# What is required:
Copy each line that contains the string "screenshot", taking them from the material.

==== Information ====

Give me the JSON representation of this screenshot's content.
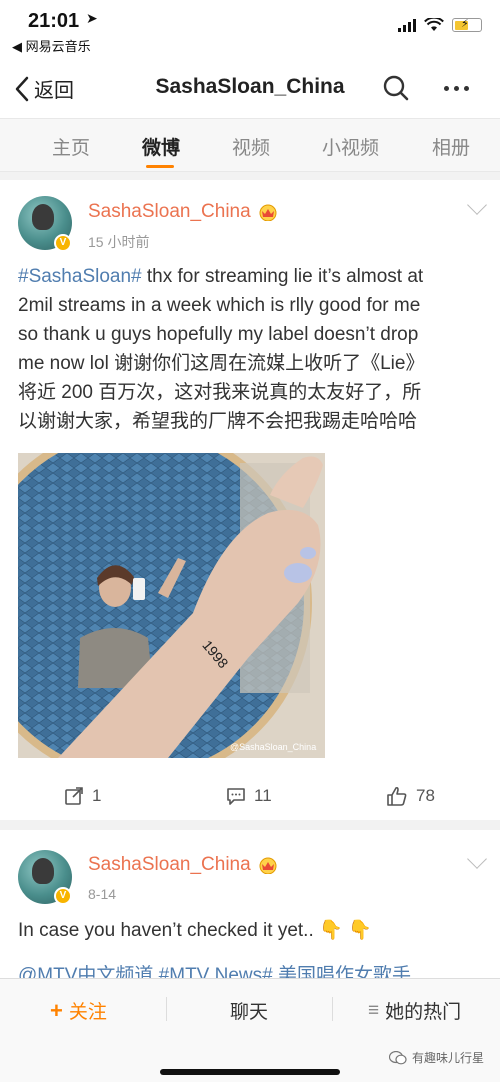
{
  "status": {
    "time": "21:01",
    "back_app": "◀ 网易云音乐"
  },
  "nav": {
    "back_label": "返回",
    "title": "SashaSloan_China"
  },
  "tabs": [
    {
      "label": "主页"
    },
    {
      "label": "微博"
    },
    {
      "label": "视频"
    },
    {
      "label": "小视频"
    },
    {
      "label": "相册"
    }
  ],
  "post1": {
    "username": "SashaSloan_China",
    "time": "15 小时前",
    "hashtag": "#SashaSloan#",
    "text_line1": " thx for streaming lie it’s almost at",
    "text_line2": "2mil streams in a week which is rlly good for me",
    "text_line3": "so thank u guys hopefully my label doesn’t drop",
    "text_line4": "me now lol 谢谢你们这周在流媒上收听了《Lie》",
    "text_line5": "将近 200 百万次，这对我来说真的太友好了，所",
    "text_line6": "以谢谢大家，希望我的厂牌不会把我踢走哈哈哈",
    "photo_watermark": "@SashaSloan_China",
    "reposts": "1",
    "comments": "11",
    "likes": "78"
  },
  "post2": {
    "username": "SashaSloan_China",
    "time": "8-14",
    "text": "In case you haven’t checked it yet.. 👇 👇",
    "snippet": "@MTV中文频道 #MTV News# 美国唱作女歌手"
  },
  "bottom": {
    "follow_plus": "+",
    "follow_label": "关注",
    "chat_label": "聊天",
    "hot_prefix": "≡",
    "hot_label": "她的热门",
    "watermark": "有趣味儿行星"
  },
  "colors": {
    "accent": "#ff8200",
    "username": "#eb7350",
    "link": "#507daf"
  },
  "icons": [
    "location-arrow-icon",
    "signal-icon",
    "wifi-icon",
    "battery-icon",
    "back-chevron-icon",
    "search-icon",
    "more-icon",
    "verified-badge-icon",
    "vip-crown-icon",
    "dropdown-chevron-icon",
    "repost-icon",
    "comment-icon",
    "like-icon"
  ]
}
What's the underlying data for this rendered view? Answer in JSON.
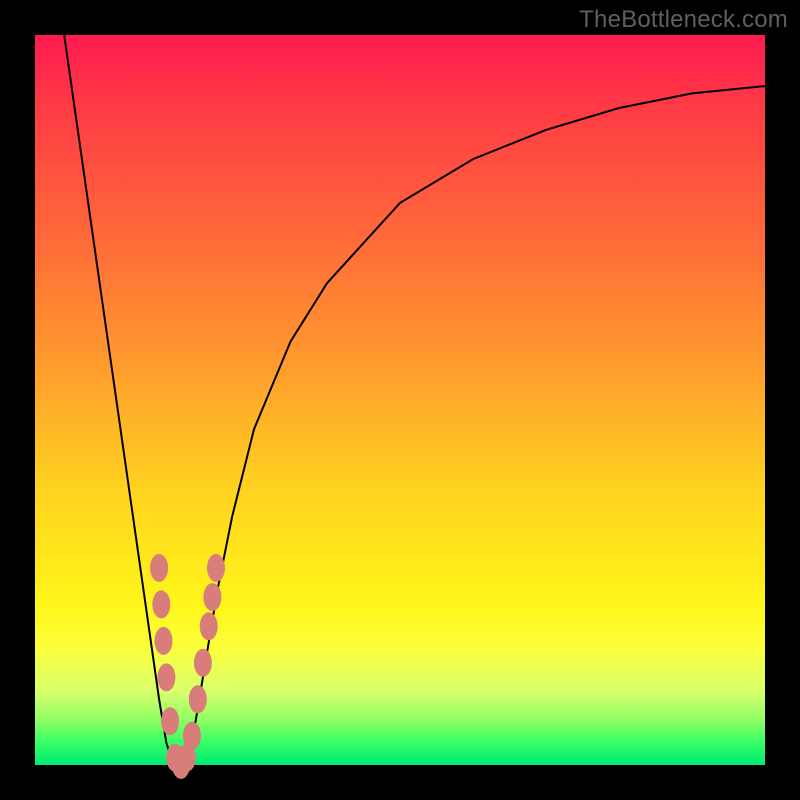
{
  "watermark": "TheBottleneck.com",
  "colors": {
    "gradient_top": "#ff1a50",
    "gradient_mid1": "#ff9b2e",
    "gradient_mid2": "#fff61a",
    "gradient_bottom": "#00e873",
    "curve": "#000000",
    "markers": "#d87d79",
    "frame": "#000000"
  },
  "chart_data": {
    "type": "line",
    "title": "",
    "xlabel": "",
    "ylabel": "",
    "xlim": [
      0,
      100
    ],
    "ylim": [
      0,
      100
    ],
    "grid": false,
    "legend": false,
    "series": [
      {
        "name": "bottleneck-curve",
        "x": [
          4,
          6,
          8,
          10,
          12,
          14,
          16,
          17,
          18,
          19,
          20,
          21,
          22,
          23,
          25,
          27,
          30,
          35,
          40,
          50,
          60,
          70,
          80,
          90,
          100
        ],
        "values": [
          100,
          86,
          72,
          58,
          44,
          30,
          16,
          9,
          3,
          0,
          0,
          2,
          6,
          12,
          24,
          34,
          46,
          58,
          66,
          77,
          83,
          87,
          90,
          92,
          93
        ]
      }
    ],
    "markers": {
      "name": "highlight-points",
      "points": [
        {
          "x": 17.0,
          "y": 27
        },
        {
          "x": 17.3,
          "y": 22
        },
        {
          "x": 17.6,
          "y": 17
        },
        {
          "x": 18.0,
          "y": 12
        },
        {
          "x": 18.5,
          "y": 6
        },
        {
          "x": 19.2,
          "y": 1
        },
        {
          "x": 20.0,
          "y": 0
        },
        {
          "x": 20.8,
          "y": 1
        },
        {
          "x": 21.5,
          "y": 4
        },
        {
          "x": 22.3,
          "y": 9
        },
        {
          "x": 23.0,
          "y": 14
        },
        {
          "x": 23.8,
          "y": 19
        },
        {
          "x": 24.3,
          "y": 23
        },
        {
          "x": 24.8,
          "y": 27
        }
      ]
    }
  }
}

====
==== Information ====

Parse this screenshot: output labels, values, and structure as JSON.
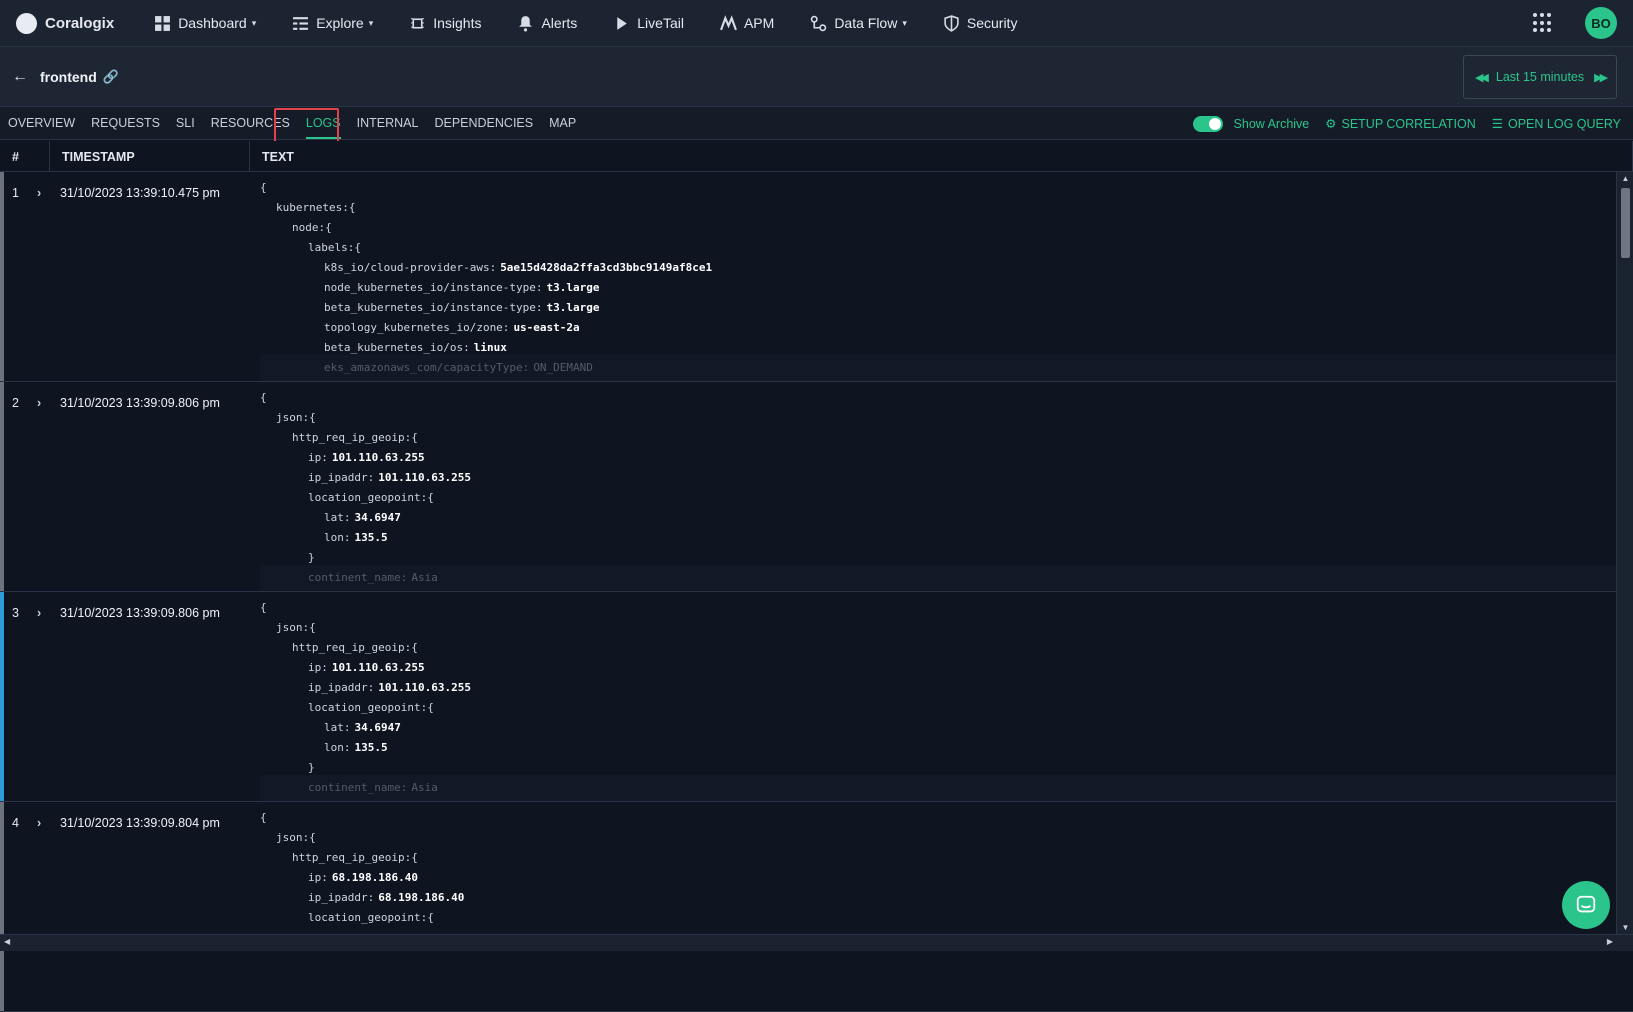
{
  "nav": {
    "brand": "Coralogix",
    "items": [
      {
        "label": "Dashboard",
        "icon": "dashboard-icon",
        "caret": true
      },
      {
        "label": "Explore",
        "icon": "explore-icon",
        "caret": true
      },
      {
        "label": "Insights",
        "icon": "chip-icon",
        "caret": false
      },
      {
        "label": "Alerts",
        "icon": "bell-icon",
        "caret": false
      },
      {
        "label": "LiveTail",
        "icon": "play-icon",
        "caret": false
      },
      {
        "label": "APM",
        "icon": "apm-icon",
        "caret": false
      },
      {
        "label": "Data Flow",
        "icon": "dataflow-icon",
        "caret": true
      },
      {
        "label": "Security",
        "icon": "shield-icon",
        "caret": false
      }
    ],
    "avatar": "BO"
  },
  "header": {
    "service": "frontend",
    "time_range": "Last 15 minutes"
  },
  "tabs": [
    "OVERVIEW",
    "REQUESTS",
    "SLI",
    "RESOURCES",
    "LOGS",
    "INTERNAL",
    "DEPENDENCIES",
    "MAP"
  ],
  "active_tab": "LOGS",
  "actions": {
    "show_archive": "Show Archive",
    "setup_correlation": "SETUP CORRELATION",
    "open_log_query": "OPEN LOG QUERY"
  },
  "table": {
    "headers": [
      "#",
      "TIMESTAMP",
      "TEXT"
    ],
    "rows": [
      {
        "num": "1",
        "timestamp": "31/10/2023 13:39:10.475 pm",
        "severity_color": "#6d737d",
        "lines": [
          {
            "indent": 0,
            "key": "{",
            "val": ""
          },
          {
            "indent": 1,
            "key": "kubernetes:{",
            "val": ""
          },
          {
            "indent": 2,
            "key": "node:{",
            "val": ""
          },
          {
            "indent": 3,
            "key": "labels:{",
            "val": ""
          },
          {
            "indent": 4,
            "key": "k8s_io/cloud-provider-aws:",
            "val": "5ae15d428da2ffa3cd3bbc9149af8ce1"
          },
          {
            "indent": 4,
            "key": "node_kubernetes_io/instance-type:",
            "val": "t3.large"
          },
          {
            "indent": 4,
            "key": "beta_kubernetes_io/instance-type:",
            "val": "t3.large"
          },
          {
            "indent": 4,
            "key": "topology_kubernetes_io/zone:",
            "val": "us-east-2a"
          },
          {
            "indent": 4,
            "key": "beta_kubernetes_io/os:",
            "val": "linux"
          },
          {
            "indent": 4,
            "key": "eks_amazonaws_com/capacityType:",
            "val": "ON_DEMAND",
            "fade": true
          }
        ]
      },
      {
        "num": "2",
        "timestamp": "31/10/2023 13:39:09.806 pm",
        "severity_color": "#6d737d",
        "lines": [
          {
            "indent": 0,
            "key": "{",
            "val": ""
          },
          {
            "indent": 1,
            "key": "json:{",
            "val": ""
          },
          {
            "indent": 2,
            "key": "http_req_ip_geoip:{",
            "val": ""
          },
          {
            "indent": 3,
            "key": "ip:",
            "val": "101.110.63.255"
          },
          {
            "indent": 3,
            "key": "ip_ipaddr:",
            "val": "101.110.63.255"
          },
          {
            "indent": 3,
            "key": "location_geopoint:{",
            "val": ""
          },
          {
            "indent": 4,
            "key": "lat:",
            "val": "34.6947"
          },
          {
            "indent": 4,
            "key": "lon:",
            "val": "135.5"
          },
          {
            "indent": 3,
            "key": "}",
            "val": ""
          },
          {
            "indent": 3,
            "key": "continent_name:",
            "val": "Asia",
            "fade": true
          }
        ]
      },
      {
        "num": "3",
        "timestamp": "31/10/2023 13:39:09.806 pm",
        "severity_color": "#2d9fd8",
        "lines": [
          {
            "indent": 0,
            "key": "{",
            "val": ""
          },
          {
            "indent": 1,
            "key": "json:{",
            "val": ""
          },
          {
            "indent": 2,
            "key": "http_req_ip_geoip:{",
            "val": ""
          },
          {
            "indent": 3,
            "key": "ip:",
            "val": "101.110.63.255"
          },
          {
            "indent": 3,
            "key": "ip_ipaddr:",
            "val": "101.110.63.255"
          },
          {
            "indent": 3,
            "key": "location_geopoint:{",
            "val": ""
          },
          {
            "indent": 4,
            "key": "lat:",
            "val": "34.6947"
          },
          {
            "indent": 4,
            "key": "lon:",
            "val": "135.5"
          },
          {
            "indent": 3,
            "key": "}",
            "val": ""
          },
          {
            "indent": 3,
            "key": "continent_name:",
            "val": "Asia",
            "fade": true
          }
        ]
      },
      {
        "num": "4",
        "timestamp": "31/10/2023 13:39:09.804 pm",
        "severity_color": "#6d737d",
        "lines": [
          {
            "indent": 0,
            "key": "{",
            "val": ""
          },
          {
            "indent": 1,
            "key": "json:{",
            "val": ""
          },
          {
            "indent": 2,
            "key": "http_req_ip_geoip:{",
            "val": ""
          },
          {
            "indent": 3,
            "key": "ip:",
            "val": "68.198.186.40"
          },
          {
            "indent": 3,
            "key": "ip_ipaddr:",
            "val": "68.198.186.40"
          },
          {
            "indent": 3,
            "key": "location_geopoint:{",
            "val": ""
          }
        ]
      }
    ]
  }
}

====

# Problem solution:
Give me the JSON representation of this screenshot's content.
Parse this screenshot: output labels, values, and structure as JSON.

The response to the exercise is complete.